### Provided data
::::::::::

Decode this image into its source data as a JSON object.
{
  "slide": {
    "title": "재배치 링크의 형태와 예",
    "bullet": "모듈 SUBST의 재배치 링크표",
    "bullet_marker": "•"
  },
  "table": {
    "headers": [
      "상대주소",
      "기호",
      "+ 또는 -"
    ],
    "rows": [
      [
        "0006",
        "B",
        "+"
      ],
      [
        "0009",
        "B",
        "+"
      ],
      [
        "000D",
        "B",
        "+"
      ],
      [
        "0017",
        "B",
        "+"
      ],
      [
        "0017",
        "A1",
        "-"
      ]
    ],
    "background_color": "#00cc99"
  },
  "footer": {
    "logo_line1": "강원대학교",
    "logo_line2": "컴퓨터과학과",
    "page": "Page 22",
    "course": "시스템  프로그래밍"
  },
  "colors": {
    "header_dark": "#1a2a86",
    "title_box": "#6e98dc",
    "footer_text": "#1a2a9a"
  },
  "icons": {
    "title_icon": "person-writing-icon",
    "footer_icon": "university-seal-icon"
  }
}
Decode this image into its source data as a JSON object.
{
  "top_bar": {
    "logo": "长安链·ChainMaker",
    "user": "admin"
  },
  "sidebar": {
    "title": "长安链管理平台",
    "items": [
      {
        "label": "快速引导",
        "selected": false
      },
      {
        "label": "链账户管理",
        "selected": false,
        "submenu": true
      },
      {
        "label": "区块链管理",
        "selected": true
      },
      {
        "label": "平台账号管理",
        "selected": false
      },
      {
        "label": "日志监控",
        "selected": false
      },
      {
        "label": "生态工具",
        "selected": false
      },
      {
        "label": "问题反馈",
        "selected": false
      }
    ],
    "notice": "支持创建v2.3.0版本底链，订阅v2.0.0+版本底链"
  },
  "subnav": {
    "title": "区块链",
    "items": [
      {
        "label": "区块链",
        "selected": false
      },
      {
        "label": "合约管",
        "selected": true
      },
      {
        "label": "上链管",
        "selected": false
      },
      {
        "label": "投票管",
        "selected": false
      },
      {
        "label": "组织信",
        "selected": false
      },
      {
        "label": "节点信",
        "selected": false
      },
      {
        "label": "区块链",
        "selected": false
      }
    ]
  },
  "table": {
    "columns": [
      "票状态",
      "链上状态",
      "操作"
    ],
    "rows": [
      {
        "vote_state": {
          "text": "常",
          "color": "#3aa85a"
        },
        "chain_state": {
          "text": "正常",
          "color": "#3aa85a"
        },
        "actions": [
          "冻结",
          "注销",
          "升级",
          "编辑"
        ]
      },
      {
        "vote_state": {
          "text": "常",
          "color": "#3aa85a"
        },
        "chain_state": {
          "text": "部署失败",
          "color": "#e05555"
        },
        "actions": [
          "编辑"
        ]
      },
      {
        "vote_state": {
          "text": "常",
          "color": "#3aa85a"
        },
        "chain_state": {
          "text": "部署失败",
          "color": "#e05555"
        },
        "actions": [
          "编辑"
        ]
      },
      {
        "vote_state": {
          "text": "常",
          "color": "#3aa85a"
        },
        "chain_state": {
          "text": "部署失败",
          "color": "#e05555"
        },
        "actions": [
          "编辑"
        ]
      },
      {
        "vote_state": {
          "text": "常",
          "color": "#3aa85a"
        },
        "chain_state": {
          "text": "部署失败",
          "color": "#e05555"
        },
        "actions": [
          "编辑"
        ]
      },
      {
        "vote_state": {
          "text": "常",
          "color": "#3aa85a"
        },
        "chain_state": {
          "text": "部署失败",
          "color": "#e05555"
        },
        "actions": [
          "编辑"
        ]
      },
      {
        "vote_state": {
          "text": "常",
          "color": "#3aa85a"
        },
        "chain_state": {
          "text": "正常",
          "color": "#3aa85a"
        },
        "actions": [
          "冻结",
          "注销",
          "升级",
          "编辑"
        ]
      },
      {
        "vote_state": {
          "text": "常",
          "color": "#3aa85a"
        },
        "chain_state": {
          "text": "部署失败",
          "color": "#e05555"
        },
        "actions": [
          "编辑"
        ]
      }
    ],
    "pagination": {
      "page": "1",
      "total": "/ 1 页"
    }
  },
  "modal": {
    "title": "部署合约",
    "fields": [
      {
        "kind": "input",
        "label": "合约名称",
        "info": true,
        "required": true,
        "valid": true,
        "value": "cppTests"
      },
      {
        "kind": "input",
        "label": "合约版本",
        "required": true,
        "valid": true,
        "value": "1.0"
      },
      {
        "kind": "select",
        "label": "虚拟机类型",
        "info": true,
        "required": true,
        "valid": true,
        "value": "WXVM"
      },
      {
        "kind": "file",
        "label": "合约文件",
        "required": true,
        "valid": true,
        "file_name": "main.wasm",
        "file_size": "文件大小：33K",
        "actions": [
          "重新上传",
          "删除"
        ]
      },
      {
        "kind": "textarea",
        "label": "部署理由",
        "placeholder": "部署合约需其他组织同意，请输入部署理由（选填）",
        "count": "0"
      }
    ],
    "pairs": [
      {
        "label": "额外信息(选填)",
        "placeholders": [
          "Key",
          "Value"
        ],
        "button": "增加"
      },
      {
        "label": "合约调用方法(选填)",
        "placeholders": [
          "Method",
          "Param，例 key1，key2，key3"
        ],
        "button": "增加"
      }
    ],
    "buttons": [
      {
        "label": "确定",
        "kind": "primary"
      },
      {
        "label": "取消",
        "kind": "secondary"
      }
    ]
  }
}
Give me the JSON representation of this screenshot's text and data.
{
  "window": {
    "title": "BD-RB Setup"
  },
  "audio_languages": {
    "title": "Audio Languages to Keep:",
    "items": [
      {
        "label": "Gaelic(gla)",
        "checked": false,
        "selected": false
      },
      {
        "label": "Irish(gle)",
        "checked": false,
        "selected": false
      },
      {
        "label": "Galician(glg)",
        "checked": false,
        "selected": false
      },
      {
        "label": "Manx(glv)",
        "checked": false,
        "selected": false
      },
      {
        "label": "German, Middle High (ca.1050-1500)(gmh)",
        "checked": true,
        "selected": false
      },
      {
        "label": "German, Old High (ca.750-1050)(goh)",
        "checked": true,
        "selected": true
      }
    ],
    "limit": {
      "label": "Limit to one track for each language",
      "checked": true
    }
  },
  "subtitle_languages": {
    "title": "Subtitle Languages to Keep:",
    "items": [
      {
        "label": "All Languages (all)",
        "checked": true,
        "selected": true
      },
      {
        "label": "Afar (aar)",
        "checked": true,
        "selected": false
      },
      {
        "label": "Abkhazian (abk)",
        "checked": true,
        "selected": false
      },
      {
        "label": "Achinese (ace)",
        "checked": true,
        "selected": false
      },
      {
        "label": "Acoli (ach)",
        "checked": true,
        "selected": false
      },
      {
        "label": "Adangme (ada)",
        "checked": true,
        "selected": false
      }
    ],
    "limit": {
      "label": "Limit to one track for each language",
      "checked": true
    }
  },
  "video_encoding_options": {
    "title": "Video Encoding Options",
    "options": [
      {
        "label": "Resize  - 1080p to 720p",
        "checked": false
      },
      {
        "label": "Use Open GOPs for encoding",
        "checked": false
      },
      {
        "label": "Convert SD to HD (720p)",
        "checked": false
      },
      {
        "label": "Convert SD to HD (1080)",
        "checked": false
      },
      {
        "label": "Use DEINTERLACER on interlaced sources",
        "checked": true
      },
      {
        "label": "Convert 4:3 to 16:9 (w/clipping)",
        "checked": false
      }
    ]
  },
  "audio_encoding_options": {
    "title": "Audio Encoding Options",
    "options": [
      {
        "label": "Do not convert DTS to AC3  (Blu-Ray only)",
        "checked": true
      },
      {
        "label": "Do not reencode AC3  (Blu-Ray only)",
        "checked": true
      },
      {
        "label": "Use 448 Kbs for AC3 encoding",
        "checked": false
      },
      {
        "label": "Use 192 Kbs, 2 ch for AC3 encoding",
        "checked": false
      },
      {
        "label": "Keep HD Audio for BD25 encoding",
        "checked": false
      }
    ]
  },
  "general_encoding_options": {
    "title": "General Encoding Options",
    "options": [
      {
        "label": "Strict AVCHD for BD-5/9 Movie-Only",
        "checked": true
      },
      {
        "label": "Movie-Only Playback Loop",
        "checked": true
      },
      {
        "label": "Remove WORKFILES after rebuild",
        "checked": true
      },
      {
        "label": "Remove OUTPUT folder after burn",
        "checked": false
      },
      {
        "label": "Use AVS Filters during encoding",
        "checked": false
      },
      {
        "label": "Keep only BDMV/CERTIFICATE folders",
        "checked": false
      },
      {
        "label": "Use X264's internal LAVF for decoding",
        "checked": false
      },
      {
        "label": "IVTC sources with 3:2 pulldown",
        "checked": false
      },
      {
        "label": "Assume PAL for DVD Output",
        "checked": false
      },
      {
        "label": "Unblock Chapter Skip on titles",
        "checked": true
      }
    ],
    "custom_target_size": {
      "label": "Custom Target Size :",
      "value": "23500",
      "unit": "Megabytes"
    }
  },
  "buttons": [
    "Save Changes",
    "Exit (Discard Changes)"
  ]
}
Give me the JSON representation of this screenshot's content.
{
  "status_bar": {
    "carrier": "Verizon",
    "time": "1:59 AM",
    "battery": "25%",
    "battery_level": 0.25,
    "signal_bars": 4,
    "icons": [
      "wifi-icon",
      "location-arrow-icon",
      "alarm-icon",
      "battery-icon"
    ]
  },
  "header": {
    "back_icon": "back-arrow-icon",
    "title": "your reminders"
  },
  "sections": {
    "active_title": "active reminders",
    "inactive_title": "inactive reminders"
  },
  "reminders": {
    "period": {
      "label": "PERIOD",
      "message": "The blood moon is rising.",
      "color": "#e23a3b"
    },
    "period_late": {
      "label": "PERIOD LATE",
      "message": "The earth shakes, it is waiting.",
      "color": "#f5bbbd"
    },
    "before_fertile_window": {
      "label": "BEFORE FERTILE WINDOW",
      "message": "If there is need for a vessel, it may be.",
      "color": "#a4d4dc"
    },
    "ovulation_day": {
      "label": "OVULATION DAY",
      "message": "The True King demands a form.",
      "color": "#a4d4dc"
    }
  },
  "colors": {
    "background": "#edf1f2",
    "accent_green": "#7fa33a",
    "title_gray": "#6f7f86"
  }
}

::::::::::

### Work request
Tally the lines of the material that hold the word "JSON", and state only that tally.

### Answer section
4